Brief :: Go through the listing below and show each line that has the word "data".

Records for this exercise ::
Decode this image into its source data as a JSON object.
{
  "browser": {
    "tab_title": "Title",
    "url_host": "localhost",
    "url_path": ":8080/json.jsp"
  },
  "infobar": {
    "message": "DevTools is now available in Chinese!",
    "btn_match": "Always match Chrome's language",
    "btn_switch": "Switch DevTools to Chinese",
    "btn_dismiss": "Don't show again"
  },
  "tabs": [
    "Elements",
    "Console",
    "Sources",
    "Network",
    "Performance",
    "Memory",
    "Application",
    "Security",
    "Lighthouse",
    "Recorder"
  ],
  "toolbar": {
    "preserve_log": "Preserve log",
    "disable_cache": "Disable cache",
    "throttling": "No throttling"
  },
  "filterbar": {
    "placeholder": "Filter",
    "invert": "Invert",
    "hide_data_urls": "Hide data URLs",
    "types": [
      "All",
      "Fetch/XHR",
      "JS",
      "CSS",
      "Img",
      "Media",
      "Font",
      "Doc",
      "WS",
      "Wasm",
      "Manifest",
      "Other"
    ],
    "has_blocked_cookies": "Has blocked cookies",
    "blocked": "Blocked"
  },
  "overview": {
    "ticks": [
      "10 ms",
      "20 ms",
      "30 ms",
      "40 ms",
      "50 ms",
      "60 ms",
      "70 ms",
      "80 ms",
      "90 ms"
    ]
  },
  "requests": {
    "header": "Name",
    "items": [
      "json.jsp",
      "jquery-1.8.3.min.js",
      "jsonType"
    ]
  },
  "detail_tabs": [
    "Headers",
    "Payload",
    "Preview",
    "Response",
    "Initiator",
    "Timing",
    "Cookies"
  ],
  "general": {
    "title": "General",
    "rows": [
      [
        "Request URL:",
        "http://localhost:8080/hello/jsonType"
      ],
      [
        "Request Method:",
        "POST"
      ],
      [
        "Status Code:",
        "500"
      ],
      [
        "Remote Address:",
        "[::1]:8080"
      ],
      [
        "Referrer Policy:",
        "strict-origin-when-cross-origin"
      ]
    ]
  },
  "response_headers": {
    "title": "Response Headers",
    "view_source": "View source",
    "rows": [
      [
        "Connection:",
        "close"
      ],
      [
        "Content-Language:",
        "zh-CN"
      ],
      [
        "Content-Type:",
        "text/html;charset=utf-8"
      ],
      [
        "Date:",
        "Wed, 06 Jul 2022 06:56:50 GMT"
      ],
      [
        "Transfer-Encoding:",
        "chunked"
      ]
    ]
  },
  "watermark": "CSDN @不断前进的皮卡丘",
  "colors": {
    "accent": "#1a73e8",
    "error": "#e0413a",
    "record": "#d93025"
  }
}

Answer for this exercise ::
Decode this image into its source data as a JSON object.
    "hide_data_urls": "Hide data URLs",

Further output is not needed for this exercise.